Mommy too old to have a baby?
I read with great interest an article in this month’s Chatelaine magazine, about women having babies when they’re in their 50’s and 60’s. Although I’m all for women making choices and having control over their bodies, I tend to agree with the author. I think that these older women having babies is just too much.
Don’t get me wrong. Having had personal success with the advances of fertility technology, I don’t want to knock that avenue. It can make miracles happen. And now there is technology becoming available to freeze your own eggs for potential use later when a woman decides to have a family. I’m all for that, especially if they are young women with illnesses who may have to undergo medical treatments that may destroy their eggs. They may not be in a relationship or in a position to have children now, but this way they do have the potential when they are fit and able. But let’s get real here -- a 67 year old woman having a set of twins – that’s more than a stretch. With the average life expectancy of a woman these days, the children will be lucky if their mother sees them reach their 16th birthday. And that doesn’t seem right to me.
A doctor was quoted telling a 56 year old woman that she “looked great, had the body of a 30-year-old, so why not?”. What does “looking great” have to do with it? Childbirth is no cakewalk, infertility treatments are no picnic. There is a lot of expense in terms of time and money (we’re talking lots of it). Frankly, it scares me that all these stories of miracle babies give false hope to many women, who see these older women, many of them celebrities, being able to have their babies when convenient for them. They make it look like you can just hold back time, and presto, with a few dollars, a couple of injections, instant family. It’s just not so easy – the statistics are totally stacked against women starting in their late 30s, early 40s. And obviously these older women are post-menopausal, so have used eggs donated by other women. That’s another issue that needs to be addressed, particularly with the children as they get older and have questions as they realize that their mothers are perhaps even older than the grandmothers of their peers. Inevitably they will be raised by single mothers, not that there’s anything wrong with that, but things are usually easier with two parents.

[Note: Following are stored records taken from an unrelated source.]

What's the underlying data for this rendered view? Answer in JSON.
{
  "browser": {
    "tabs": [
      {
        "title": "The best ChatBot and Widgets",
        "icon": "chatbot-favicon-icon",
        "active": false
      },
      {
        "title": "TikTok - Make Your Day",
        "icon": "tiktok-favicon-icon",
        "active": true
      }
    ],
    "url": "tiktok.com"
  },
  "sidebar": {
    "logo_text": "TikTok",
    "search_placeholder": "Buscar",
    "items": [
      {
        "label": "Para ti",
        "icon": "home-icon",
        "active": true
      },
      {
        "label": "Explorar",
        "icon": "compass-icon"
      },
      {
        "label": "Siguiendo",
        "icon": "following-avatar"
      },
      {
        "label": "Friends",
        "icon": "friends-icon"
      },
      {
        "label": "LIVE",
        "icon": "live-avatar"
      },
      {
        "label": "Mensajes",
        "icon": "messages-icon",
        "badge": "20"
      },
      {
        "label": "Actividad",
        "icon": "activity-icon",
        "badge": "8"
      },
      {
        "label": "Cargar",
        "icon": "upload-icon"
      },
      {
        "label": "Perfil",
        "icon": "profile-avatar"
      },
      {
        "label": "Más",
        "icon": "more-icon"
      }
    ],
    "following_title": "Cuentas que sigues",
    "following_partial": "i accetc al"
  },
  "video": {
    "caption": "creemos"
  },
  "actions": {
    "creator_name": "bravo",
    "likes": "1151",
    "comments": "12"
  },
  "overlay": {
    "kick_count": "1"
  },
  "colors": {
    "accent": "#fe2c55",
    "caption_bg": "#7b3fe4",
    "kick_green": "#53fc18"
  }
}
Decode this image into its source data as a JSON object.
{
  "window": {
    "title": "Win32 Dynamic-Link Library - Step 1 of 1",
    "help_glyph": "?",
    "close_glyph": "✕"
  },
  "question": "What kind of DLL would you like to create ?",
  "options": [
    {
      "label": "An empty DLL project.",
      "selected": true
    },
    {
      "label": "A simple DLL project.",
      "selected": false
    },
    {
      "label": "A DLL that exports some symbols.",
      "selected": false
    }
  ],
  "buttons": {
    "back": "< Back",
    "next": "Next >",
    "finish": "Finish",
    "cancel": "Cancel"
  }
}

And you’d have to think that the children born in these circumstances must be quite fragile themselves. With the recent infections being spread in major well-known neonatal wards in the city these past few months, some experts think the hospitals are just not keeping up with the technology to care for babies (preemies, multiples) who normally wouldn’t survive or are being brought into the world through fertility treatments.
Having had my kids in my mid and late-30’s, I already feel exhausted most days, and I’m a reasonably fit woman, who looks fairly youthful for my age. Somedays I already feel too old to be their mom. Can you imagine if I had given birth to my little one as a 67 year old spring chicken? That would make me 70 years old this year. Chauffeuring, organizing and hosting playdates, volunteering at the school, potty training, grocery shopping --- ugggghhhh! I don’t think so!
I hope that at 70, I’ll be back in the city with my hubby in a lovely loft condo, enjoying yet again the culture, restaurants and entertainment that we’ve currently parked on the sidelines of our life, once our kids are grown and onto their own lives. And hopefully they’ll be bringing our grandkids down to party with us!